“I call it engineering in motion,” said Richard Romero, Savannah’s senior design and project manager when talking about calculating the variables of water, force, structure frame and glass type in plans. “These are things architects didn’t have to think about in the past.”
They event new flood protection strategies every day, solving problems
It wasn’t something Kennedy was thinking about either when he took that first job figuring out how to best protect the senior home and its residents.
But that’s also what keeps the job exciting, Romero said. They are inventing new flood protection strategies every day, working on patents and solving problems.
Dudash named his company Savannah Trims after a Ford ragtop he and his friends drove from Detroit to Fort Lauderdale in the late 1950s ran out of gas in the coastal Georgia city. He thought the name sounded romantic and it piqued customers’ interests when he cold-called them to solicit business. It was a time before construction bids were made online, and computer software drew precise 2D and 3D models and before the climate crisis was dinner-table conversation.
And while the men at Savannah Flood Control don’t wear environmentalism on their sleeves or frequently talk about global warming or bemoan a lack of progress at the COP26 climate conference, they do believe in climate change.
“I see it happening. I don’t like to run around saying the sky is falling, but something is wrong with the planet,” Dudash said.
Kennedy said he sees problems ahead, too.
“If the scientists are even half right about the predictions, we are in for problems,” he said.

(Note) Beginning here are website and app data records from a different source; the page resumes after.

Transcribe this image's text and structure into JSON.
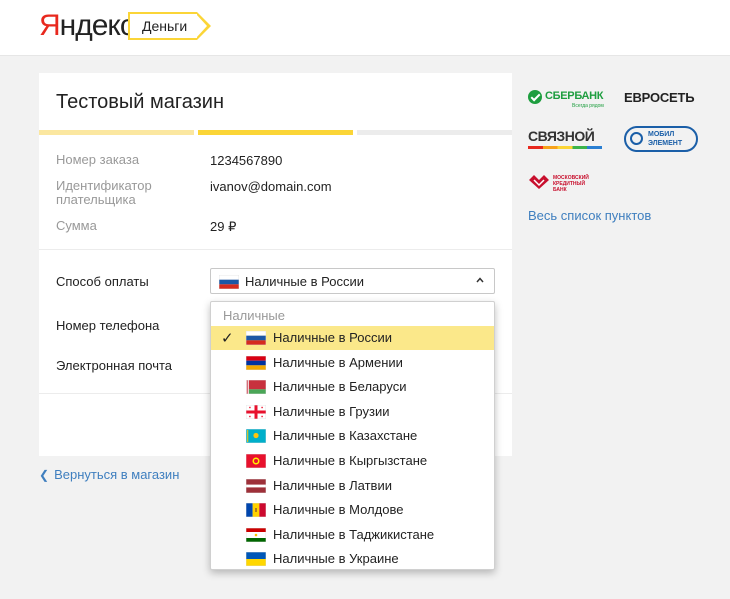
{
  "header": {
    "logo_first": "Я",
    "logo_rest": "ндекс",
    "money_label": "Деньги"
  },
  "card": {
    "title": "Тестовый магазин",
    "progress_steps": 3,
    "progress_active_step": 2,
    "order_label": "Номер заказа",
    "order_value": "1234567890",
    "payer_label": "Идентификатор плательщика",
    "payer_value": "ivanov@domain.com",
    "sum_label": "Сумма",
    "sum_value": "29 ₽",
    "payment_label": "Способ оплаты",
    "payment_selected": "Наличные в России",
    "phone_label": "Номер телефона",
    "email_label": "Электронная почта"
  },
  "back_link": "Вернуться в магазин",
  "brands": {
    "sber": "СБЕРБАНК",
    "sber_sub": "Всегда рядом",
    "euroset": "ЕВРОСЕТЬ",
    "svyaznoy": "СВЯЗНОЙ",
    "mobil_line1": "МОБИЛ",
    "mobil_line2": "ЭЛЕМЕНТ",
    "mkb_line1": "МОСКОВСКИЙ",
    "mkb_line2": "КРЕДИТНЫЙ",
    "mkb_line3": "БАНК",
    "points_link": "Весь список пунктов"
  },
  "dropdown": {
    "group_label": "Наличные",
    "check": "✓",
    "items": [
      {
        "label": "Наличные в России",
        "flag": "ru",
        "selected": true
      },
      {
        "label": "Наличные в Армении",
        "flag": "am",
        "selected": false
      },
      {
        "label": "Наличные в Беларуси",
        "flag": "by",
        "selected": false
      },
      {
        "label": "Наличные в Грузии",
        "flag": "ge",
        "selected": false
      },
      {
        "label": "Наличные в Казахстане",
        "flag": "kz",
        "selected": false
      },
      {
        "label": "Наличные в Кыргызстане",
        "flag": "kg",
        "selected": false
      },
      {
        "label": "Наличные в Латвии",
        "flag": "lv",
        "selected": false
      },
      {
        "label": "Наличные в Молдове",
        "flag": "md",
        "selected": false
      },
      {
        "label": "Наличные в Таджикистане",
        "flag": "tj",
        "selected": false
      },
      {
        "label": "Наличные в Украине",
        "flag": "ua",
        "selected": false
      }
    ]
  },
  "colors": {
    "accent_yellow": "#fbd537",
    "link_blue": "#3f7fbf",
    "selected_row": "#fbe88a"
  }
}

Kimberly Miller is a veteran journalist for The Palm Beach Post, part of the USA TODAY Network of Florida. She covers real estate and how growth affects South Florida’s environment. If you have news tips, please send them to [email protected]